UPDATE 2-Fire shuts unit at Valero Quebec refinery
* Fire damages 66,000 bpd gasoline processing unit
* No word yet on restart
* Canada's second-largest refinery
* Not expected to cause fuel shortages in Quebec (Adds company comments, gasoline price reaction)
CALGARY, Alberta, Feb 2 (Reuters) - Valero Energy Corp's (VLO.N) 265,000 barrel a day refinery near Quebec City was damaged by fire early on Tuesday, shutting a key gasoline processing unit for an indefinite period, the company said.
However, the outage at the Jean Gaulin refinery, Canada's second largest, is not expected to cause fuel shortages in Quebec as the company has plenty of inventory, said Ultramar Ltd, the Valero subsidiary that runs the plant.

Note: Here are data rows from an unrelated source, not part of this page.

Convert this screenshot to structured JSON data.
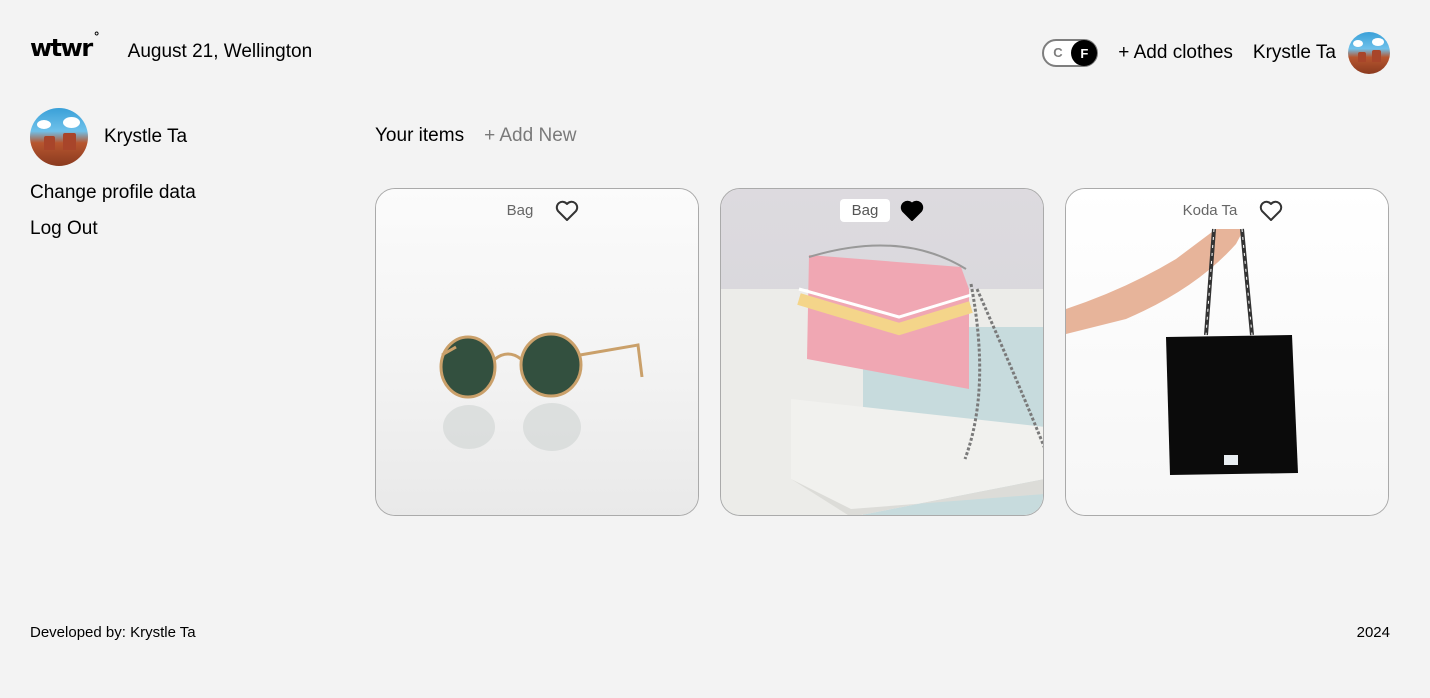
{
  "header": {
    "logo": "wtwr",
    "logo_mark": "°",
    "date_location": "August 21, Wellington",
    "toggle": {
      "off_label": "C",
      "on_label": "F",
      "selected": "F"
    },
    "add_clothes": "+ Add clothes",
    "username": "Krystle Ta"
  },
  "sidebar": {
    "username": "Krystle Ta",
    "change_profile": "Change profile data",
    "logout": "Log Out"
  },
  "main": {
    "title": "Your items",
    "add_new": "+ Add New",
    "cards": [
      {
        "label": "Bag",
        "liked": false,
        "image": "sunglasses"
      },
      {
        "label": "Bag",
        "liked": true,
        "image": "pink-handbag"
      },
      {
        "label": "Koda Ta",
        "liked": false,
        "image": "black-tote-bag"
      }
    ]
  },
  "footer": {
    "developer": "Developed by: Krystle Ta",
    "year": "2024"
  },
  "colors": {
    "background": "#f3f3f3",
    "text": "#000000",
    "muted": "#7a7a7a"
  }
}
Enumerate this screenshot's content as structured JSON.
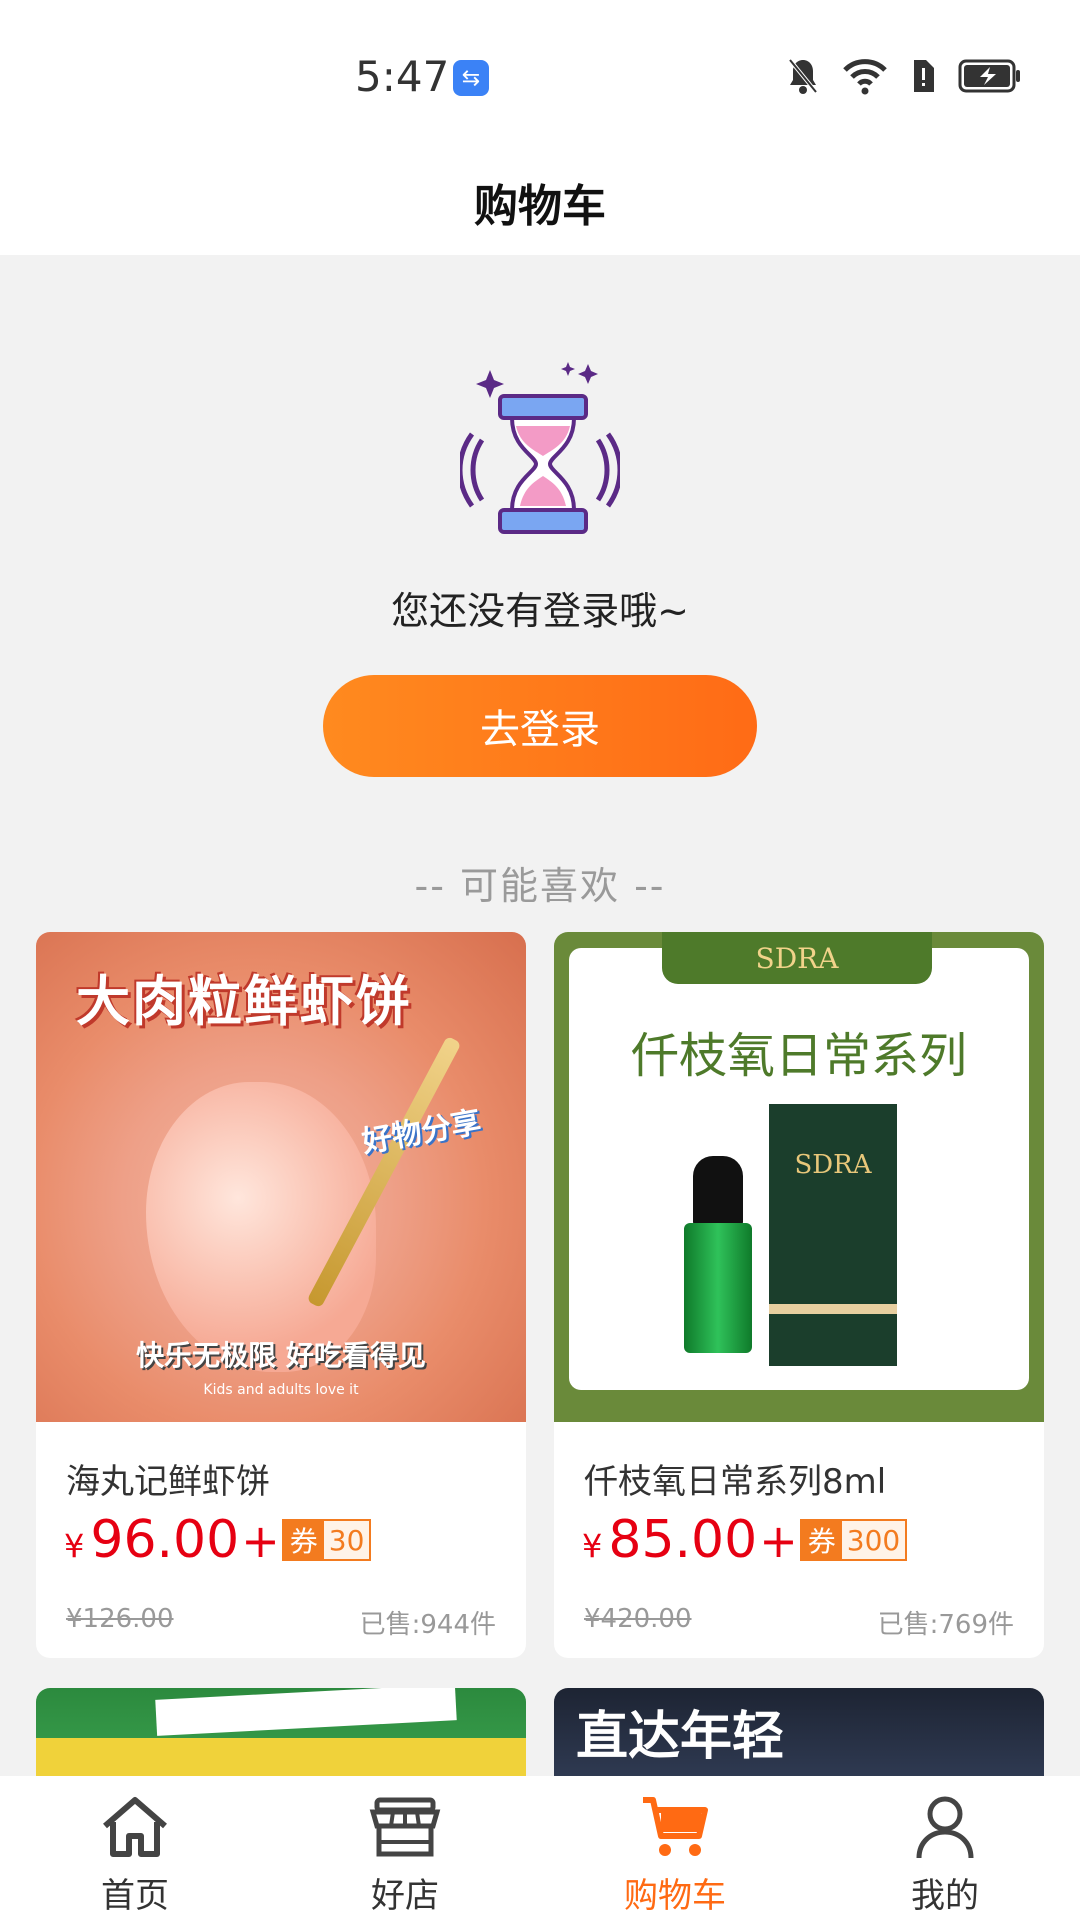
{
  "status_bar": {
    "time": "5:47"
  },
  "header": {
    "title": "购物车"
  },
  "empty_state": {
    "message": "您还没有登录哦~",
    "login_button": "去登录"
  },
  "recommend": {
    "title": "-- 可能喜欢 --"
  },
  "products": [
    {
      "name": "海丸记鲜虾饼",
      "currency": "¥",
      "price": "96.00",
      "plus": "+",
      "coupon_label": "券",
      "coupon_value": "30",
      "original_price": "¥126.00",
      "sold_label": "已售:",
      "sold_count": "944件",
      "image_banner": "大肉粒鲜虾饼",
      "image_sticker": "好物分享",
      "image_bottom": "快乐无极限  好吃看得见",
      "image_bottom_sub": "Kids and adults love it"
    },
    {
      "name": "仟枝氧日常系列8ml",
      "currency": "¥",
      "price": "85.00",
      "plus": "+",
      "coupon_label": "券",
      "coupon_value": "300",
      "original_price": "¥420.00",
      "sold_label": "已售:",
      "sold_count": "769件",
      "image_brand": "SDRA",
      "image_title": "仟枝氧日常系列"
    }
  ],
  "partial_products": [
    {
      "image_text": ""
    },
    {
      "image_text": "直达年轻"
    }
  ],
  "tabbar": {
    "items": [
      {
        "label": "首页",
        "icon": "home-icon"
      },
      {
        "label": "好店",
        "icon": "store-icon"
      },
      {
        "label": "购物车",
        "icon": "cart-icon",
        "active": true
      },
      {
        "label": "我的",
        "icon": "user-icon"
      }
    ],
    "active_color": "#ff6a13"
  },
  "colors": {
    "accent": "#ff6b16",
    "price": "#e60012",
    "coupon": "#f37b1f"
  }
}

The 66,000 bpd fluid catalytic cracker unit ignited around 2 a.m. local time and burned for more than 2-1/2 hours. After it was extinguished, a smaller blaze ignited from some pumps, Ultramar spokesman Louis Forget said.
The cause is under investigation, but efforts are being complicated by the water that froze after being pumped into the blaze, with overnight temperatures falling to -26 Celsius (-15 Fahrenheit, he said.

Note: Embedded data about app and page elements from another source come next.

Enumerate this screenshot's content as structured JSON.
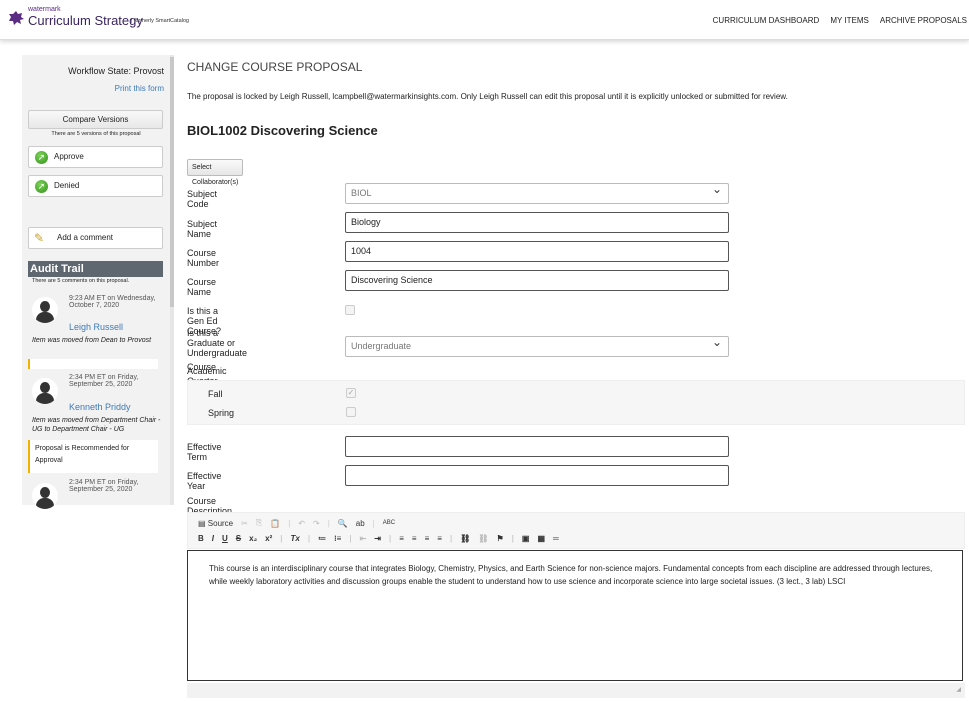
{
  "header": {
    "brand_small": "watermark",
    "brand": "Curriculum Strategy",
    "formerly": "| formerly SmartCatalog",
    "nav": [
      "CURRICULUM DASHBOARD",
      "MY ITEMS",
      "ARCHIVE PROPOSALS"
    ]
  },
  "sidebar": {
    "workflow_state": "Workflow State: Provost",
    "print": "Print this form",
    "compare": "Compare Versions",
    "versions_note": "There are 5 versions of this proposal",
    "approve": "Approve",
    "denied": "Denied",
    "add_comment": "Add a comment",
    "audit_title": "Audit Trail",
    "audit_count": "There are 5 comments on this proposal.",
    "entries": [
      {
        "time": "9:23 AM ET on Wednesday,",
        "date": "October 7, 2020",
        "name": "Leigh Russell",
        "message": "Item was moved from Dean to Provost"
      },
      {
        "time": "2:34 PM ET on Friday,",
        "date": "September 25, 2020",
        "name": "Kenneth Priddy",
        "message": "Item was moved from Department Chair - UG to Department Chair - UG"
      },
      {
        "time": "2:34 PM ET on Friday,",
        "date": "September 25, 2020"
      }
    ],
    "comment": "Proposal is Recommended for Approval"
  },
  "main": {
    "title": "CHANGE COURSE PROPOSAL",
    "lock_notice": "The proposal is locked by Leigh Russell, lcampbell@watermarkinsights.com. Only Leigh Russell can edit this proposal until it is explicitly unlocked or submitted for review.",
    "course_heading": "BIOL1002 Discovering Science",
    "collab_button": "Select Collaborator(s)",
    "fields": {
      "subject_code": {
        "label": "Subject Code",
        "value": "BIOL"
      },
      "subject_name": {
        "label": "Subject Name",
        "value": "Biology"
      },
      "course_number": {
        "label": "Course Number",
        "value": "1004"
      },
      "course_name": {
        "label": "Course Name",
        "value": "Discovering Science"
      },
      "gen_ed": {
        "label": "Is this a Gen Ed Course?",
        "checked": false
      },
      "level": {
        "label_1": "Is this a Graduate or Undergraduate",
        "label_2": "Course",
        "value": "Undergraduate"
      },
      "quarter": {
        "label": "Academic Quarter",
        "fall": "Fall",
        "fall_checked": true,
        "spring": "Spring",
        "spring_checked": false
      },
      "effective_term": {
        "label": "Effective Term",
        "value": ""
      },
      "effective_year": {
        "label": "Effective Year",
        "value": ""
      },
      "description": {
        "label": "Course Description",
        "value": "This course is an interdisciplinary course that integrates Biology, Chemistry, Physics, and Earth Science for non-science majors. Fundamental concepts from each discipline are addressed through lectures, while weekly laboratory activities and discussion groups enable the student to understand how to use science and incorporate science into large societal issues. (3 lect., 3 lab) LSCI"
      }
    },
    "toolbar": {
      "source": "Source",
      "row1": [
        "✂",
        "⎘",
        "📋",
        "|",
        "↶",
        "↷",
        "|",
        "🔍",
        "ab",
        "|",
        "ABC"
      ],
      "row2": [
        "B",
        "I",
        "U",
        "S",
        "x₂",
        "x²",
        "|",
        "Tx",
        "|",
        "≔",
        "⁝≡",
        "|",
        "⇤",
        "⇥",
        "|",
        "≡",
        "≡",
        "≡",
        "≡",
        "|",
        "⛓",
        "⛓",
        "⚑",
        "|",
        "▣",
        "▦",
        "═"
      ]
    }
  }
}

"By the time we find out, it could take some days," Forget said.
The French-language TVA television network said 40 firefighters battled the blaze.
No injuries were reported. Residents in the area were advised of the fire, but were not evacuated, TVA reported.
Apart from the damaged unit, the refinery is still operational, Forget said.
Traders of New York Harbor gasoline said a small gain in prices on Tuesday may have been partly the result of the Quebec refinery fire. Though not a direct key supplier to the harbor, it is a supplier to the Boston area in the U.S. Northeast.
The refinery processes imported crude oil that it receives by tanker on the St. Lawrence River.
Quebec is expected avoid gasoline shortages, Forget said. Ultramar has inventories at the refinery, its terminal in Montreal and elsewhere. In addition, the other two refineries in Quebec are operating under capacity, he said.
"So if at one point in time we need it, which we don't feel we will, we could borrow product from them, or we could import," he said. "But at the present time we don't feel we will need it, so there's no concern for supply."
Royal Dutch Shell (RDSa.L) plans to close its Montreal East refinery this year and turn it into a terminal, but the work is not expected to start until at least spring. (Reporting by Jeffrey Jones, Rebekah Kebede and Joshua Schneyer; editing by Rob Wilson)